Problem description: Within the entries that follow, show each line where the word "zoom" occurs.

------------------------------------------------

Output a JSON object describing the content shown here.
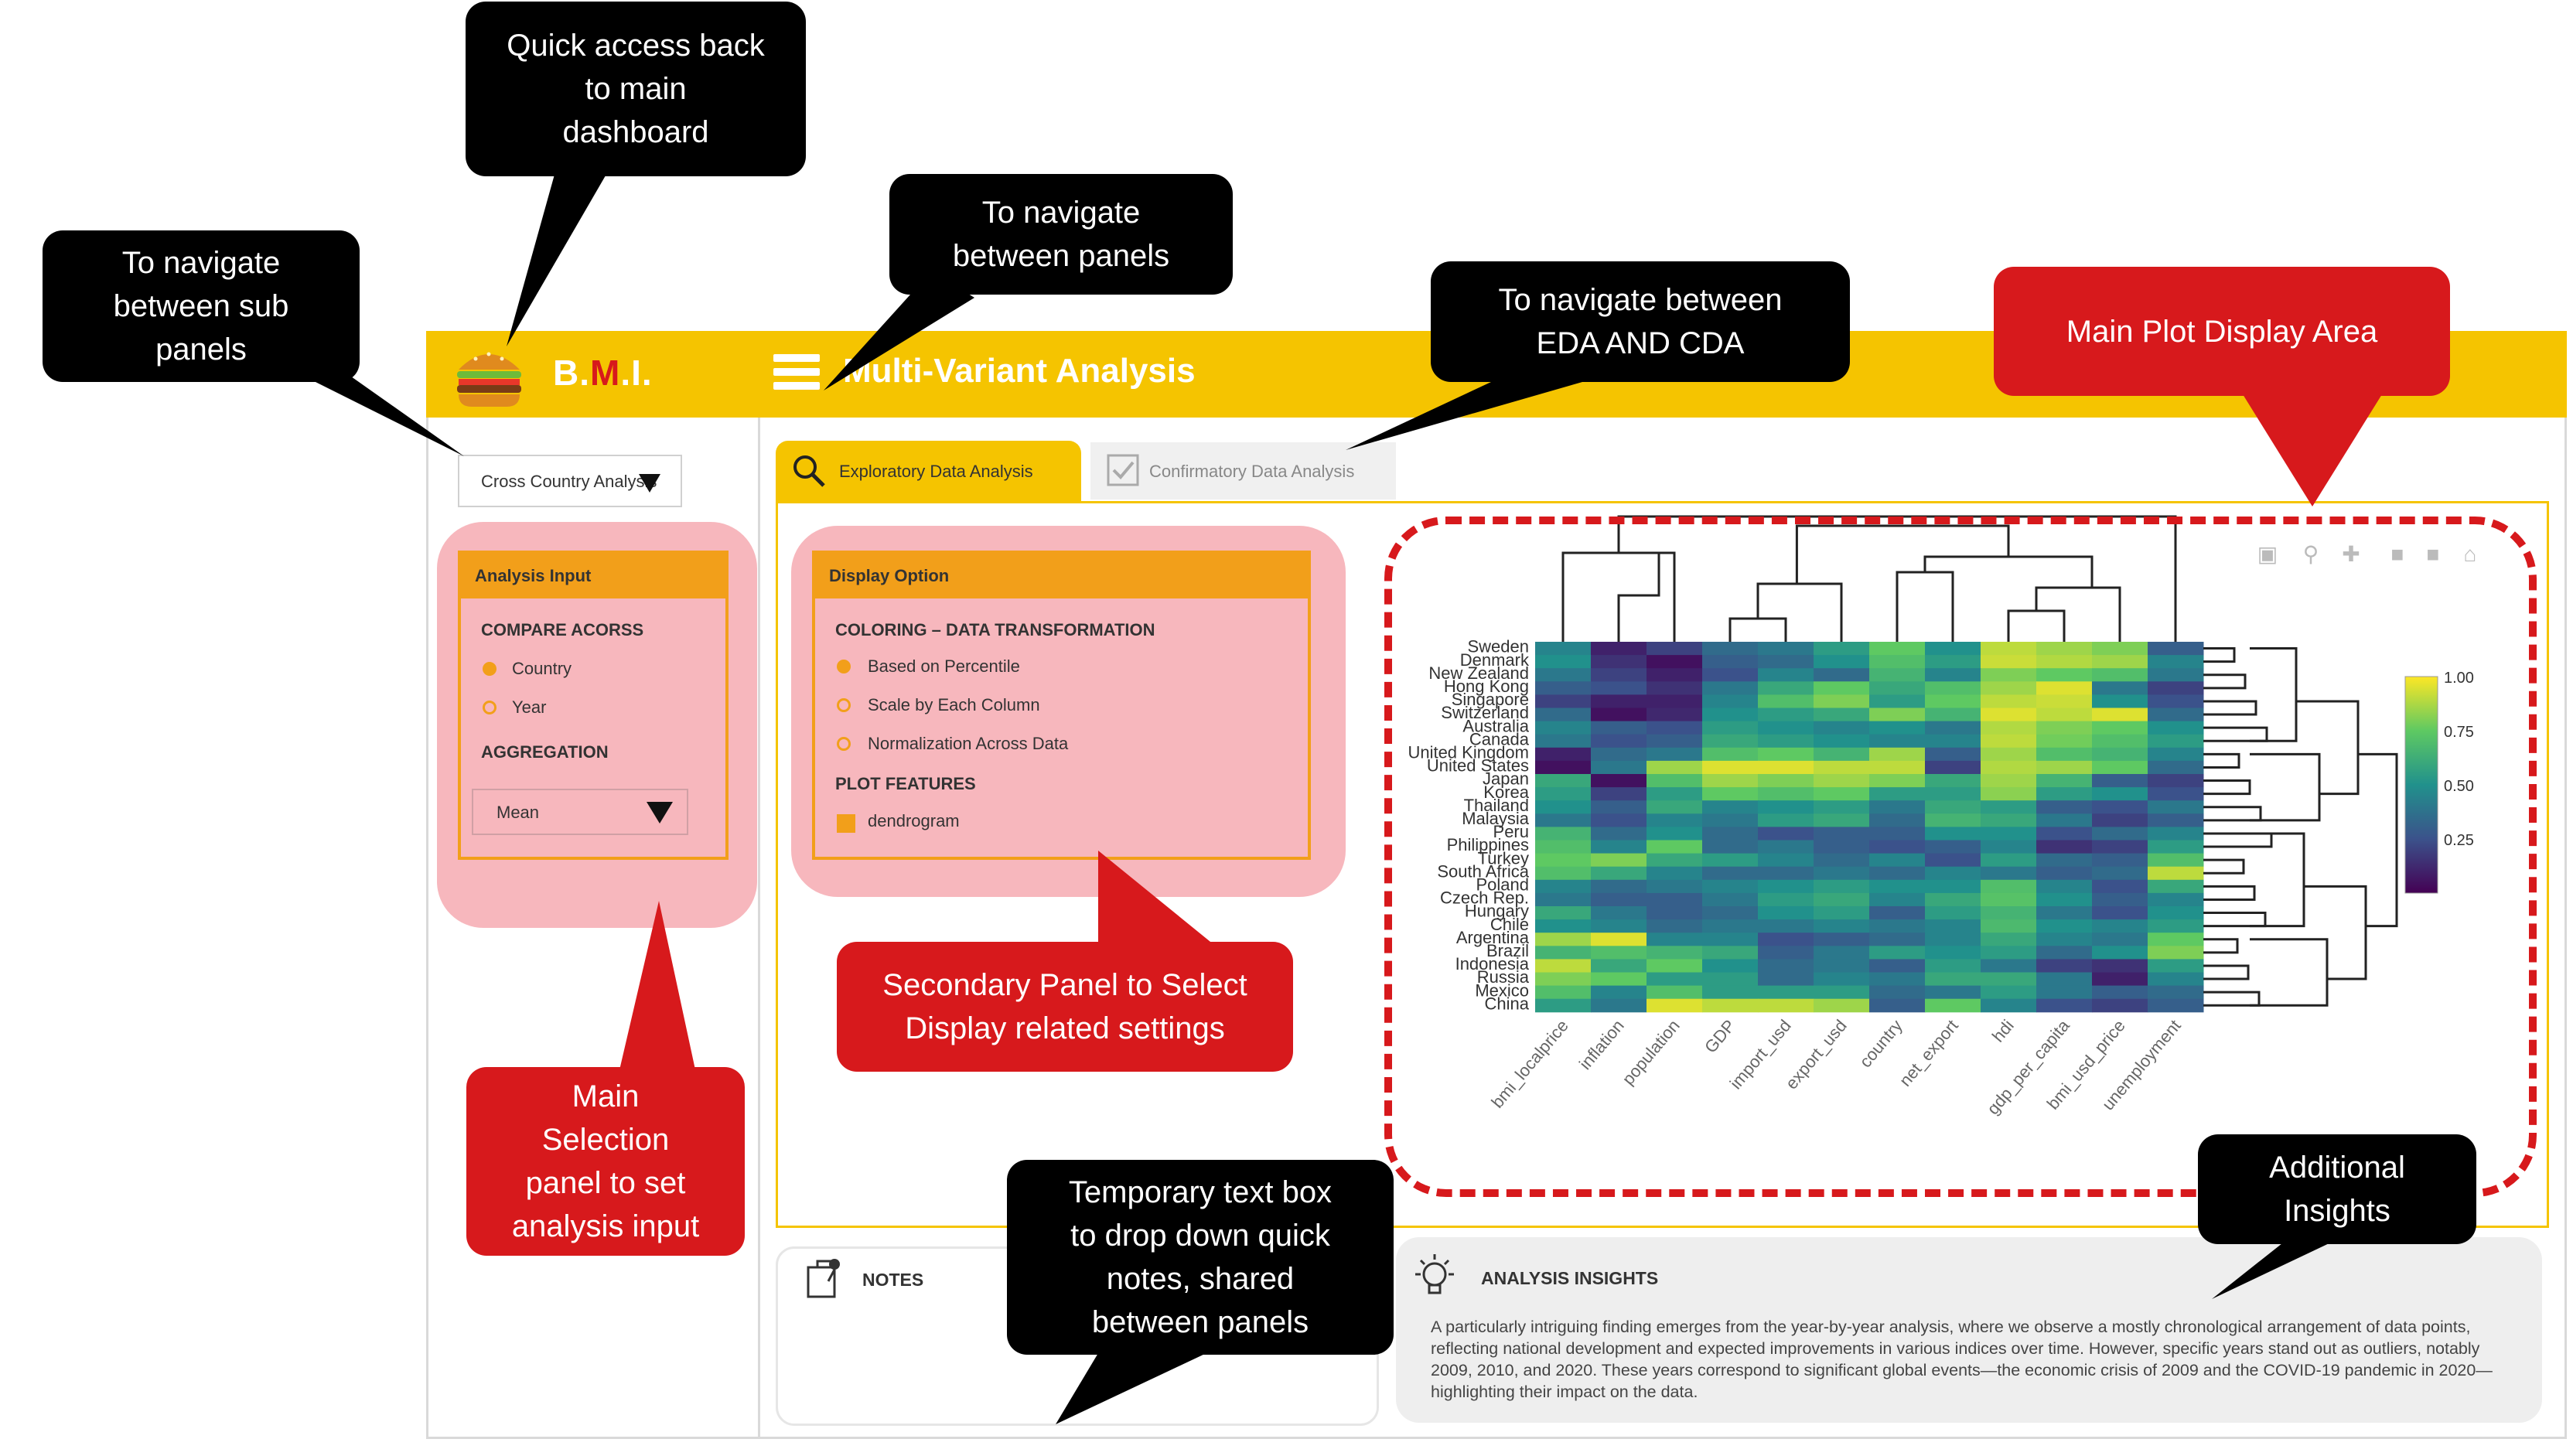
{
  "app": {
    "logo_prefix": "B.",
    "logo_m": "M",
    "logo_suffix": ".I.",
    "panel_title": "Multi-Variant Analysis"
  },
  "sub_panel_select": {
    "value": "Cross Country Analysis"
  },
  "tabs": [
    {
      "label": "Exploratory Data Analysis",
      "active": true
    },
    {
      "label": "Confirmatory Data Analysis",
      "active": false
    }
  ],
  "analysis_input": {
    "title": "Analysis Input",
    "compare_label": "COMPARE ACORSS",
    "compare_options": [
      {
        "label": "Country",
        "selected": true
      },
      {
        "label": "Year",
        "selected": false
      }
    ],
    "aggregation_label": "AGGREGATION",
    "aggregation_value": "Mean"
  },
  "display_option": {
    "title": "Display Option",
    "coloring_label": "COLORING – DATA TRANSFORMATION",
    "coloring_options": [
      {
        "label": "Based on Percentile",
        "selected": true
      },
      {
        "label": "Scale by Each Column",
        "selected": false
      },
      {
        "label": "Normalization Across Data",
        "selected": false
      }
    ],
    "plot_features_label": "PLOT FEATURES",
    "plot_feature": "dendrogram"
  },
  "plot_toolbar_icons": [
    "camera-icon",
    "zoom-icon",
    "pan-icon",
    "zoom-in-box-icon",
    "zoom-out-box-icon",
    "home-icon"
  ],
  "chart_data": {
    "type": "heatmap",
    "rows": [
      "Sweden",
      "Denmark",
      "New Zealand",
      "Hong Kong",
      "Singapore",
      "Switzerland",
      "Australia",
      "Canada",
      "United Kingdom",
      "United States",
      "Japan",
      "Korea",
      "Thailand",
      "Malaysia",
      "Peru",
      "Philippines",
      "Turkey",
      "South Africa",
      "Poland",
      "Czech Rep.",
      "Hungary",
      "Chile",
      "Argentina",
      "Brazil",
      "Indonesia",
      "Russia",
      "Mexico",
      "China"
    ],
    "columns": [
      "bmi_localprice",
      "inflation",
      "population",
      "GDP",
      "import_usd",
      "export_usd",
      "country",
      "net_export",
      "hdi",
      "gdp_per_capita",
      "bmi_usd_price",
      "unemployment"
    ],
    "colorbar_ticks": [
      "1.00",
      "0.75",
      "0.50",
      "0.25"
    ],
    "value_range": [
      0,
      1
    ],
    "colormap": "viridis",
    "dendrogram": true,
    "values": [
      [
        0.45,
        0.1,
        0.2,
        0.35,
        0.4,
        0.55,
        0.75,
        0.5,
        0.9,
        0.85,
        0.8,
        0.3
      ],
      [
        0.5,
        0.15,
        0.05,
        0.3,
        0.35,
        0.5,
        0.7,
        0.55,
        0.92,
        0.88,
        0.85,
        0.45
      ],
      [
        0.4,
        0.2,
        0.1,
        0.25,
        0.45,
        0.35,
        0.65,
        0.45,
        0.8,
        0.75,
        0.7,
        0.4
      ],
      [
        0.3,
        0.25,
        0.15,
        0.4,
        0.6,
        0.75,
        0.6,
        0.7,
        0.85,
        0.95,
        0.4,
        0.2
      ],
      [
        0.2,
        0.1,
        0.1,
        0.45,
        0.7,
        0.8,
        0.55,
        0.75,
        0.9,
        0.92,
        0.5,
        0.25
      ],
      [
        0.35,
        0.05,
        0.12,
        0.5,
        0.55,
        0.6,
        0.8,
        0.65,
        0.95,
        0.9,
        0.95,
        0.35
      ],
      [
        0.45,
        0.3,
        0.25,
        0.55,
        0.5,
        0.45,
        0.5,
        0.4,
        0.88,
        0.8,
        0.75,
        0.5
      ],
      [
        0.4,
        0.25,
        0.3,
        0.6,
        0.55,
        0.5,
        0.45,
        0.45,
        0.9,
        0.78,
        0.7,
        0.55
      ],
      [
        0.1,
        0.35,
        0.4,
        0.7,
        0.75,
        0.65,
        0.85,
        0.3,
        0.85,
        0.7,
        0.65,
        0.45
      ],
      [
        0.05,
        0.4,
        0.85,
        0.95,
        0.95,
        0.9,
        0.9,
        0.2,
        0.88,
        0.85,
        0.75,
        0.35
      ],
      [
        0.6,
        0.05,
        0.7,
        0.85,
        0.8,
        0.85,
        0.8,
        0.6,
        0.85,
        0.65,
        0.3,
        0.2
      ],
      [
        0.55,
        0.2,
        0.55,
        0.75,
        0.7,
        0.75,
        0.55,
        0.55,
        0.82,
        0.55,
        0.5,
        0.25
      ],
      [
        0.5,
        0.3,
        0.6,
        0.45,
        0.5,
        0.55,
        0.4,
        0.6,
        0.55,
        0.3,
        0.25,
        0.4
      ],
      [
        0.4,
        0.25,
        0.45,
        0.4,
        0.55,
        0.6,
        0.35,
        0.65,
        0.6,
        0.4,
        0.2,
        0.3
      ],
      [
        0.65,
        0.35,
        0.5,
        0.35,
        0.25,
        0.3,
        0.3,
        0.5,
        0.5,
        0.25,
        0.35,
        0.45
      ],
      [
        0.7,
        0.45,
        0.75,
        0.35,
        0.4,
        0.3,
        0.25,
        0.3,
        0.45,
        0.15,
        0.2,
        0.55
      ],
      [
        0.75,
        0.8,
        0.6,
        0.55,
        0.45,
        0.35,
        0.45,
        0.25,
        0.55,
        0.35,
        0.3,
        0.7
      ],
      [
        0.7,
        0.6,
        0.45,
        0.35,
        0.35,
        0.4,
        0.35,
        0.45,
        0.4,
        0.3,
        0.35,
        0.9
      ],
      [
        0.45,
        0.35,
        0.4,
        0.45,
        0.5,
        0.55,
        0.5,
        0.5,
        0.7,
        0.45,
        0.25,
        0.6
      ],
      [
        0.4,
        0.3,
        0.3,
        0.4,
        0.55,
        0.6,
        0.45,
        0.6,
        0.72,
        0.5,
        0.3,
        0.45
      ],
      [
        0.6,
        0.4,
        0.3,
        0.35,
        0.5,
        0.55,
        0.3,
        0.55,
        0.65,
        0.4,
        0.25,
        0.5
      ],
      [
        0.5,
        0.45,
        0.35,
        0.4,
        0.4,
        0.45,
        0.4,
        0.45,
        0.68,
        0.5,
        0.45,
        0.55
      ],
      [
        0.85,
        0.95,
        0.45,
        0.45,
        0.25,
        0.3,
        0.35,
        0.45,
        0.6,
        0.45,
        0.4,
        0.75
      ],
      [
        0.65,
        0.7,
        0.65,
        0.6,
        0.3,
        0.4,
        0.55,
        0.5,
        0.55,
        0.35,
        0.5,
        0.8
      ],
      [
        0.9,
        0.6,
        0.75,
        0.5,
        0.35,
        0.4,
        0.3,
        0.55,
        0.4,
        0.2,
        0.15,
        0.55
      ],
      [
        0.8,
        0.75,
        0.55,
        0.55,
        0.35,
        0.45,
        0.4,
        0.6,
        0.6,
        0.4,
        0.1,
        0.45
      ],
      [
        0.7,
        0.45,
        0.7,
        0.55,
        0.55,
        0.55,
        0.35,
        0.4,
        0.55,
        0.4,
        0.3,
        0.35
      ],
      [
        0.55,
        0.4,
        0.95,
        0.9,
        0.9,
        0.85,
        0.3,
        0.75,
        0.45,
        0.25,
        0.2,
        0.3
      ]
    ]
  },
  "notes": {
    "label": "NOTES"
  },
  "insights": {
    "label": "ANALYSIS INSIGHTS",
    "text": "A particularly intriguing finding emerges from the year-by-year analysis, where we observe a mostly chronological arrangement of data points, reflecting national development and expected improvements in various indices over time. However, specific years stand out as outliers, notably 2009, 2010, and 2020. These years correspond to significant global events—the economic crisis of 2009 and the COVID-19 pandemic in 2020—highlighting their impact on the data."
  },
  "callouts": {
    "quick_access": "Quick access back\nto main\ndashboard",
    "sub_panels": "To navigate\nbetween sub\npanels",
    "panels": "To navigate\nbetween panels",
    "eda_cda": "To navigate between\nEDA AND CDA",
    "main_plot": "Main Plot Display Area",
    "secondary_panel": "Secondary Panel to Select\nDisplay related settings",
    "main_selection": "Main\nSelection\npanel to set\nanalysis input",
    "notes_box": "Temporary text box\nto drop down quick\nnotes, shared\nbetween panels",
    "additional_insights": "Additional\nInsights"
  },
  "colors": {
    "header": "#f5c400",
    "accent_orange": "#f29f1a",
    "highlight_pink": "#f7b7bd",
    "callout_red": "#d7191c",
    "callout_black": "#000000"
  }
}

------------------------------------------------

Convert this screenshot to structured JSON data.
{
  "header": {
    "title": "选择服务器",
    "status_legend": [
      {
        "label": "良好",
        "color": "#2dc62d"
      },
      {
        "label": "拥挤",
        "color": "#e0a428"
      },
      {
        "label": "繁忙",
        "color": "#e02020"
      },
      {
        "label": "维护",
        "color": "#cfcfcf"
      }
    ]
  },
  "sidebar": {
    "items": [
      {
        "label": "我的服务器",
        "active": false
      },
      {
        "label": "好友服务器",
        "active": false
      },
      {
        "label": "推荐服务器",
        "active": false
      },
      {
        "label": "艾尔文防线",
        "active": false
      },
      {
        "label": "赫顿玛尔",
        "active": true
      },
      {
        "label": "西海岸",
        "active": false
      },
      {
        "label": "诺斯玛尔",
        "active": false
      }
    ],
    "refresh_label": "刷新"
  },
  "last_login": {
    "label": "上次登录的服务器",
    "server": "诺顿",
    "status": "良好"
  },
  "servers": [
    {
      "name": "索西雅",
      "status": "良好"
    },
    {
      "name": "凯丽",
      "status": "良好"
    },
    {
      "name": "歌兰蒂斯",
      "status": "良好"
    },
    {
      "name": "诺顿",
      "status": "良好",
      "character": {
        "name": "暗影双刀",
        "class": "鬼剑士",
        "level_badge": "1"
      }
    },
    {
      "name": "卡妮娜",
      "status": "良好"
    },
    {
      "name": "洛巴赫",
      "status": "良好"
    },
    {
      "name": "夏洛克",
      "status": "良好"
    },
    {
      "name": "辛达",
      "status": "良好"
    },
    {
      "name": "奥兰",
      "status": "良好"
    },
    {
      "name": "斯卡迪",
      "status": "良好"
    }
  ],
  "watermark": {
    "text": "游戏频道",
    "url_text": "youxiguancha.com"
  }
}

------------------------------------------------

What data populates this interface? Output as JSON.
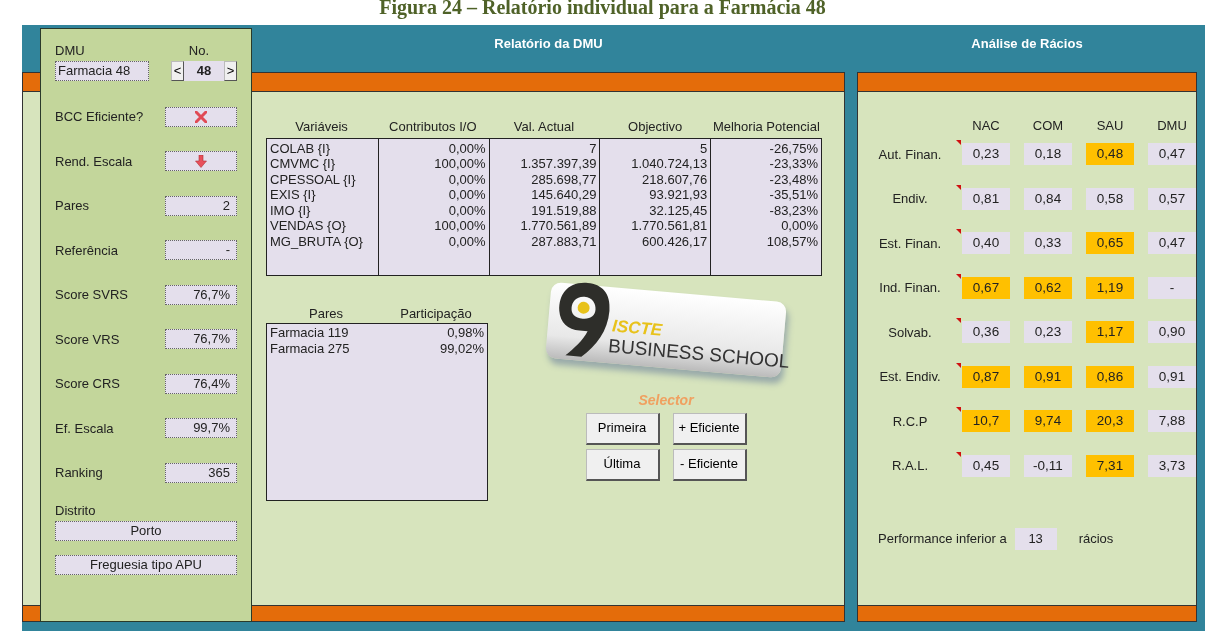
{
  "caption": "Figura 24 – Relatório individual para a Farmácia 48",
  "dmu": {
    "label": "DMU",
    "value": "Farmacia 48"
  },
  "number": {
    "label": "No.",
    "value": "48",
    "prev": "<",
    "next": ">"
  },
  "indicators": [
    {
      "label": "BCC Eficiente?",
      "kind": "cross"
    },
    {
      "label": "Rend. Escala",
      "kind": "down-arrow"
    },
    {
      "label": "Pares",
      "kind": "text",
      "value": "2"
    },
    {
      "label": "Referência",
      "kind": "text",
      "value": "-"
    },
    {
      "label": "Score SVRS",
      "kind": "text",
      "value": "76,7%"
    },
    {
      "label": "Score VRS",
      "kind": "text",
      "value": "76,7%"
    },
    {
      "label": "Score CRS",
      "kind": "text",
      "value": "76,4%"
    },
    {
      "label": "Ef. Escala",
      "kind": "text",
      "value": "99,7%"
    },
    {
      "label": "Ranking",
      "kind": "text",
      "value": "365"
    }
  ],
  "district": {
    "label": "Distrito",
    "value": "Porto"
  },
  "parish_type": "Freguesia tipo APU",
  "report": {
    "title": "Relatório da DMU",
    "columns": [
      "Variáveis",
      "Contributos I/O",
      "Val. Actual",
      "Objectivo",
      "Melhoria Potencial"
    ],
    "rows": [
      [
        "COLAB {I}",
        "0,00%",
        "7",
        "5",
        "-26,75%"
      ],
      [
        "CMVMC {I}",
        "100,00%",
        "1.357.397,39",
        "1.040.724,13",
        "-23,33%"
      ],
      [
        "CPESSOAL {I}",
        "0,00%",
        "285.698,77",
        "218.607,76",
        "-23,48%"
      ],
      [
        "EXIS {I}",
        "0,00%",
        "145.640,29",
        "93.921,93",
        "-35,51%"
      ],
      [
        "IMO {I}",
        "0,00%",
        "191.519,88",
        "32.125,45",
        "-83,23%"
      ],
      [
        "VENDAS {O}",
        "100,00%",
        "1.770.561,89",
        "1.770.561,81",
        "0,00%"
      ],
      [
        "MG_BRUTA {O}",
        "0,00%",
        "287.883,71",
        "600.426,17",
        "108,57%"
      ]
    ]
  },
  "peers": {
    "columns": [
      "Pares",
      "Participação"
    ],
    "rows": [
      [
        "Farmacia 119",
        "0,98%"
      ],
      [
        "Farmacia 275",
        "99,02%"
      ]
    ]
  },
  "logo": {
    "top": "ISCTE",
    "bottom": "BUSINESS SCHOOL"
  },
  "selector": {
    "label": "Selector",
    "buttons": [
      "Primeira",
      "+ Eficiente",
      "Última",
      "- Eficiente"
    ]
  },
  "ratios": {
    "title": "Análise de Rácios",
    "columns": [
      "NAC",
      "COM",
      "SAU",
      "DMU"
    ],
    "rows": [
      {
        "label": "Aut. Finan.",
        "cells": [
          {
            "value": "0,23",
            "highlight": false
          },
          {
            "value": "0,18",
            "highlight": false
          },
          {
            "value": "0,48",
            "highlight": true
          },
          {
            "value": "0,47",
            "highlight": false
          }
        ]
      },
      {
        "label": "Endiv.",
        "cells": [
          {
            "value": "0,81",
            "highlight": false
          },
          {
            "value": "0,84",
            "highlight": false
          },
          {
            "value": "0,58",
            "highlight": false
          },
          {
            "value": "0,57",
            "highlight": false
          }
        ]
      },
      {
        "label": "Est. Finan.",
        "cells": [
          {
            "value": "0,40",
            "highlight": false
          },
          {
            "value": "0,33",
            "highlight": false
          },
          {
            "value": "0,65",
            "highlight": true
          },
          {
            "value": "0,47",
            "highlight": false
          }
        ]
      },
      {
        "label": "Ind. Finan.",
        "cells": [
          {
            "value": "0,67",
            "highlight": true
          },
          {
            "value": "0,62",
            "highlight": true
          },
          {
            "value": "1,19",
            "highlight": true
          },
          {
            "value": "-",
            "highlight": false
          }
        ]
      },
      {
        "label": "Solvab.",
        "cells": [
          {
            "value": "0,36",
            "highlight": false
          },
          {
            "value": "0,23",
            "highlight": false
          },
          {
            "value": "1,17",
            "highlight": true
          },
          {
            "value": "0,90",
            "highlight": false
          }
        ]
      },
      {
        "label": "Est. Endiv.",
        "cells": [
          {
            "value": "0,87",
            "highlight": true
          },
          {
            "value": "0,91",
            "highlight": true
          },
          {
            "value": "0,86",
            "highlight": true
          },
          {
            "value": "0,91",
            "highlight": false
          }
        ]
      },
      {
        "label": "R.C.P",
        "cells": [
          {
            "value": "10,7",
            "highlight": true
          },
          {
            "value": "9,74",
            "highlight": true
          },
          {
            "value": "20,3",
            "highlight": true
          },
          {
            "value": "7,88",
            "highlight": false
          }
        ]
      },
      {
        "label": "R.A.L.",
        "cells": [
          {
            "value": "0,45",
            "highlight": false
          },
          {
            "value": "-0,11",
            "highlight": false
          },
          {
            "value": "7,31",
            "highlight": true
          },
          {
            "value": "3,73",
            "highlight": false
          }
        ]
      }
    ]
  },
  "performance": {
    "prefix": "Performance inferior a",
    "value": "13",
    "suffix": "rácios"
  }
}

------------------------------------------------

Exercise solution:
    "zoom-icon",
    "zoom-in-box-icon",
    "zoom-out-box-icon",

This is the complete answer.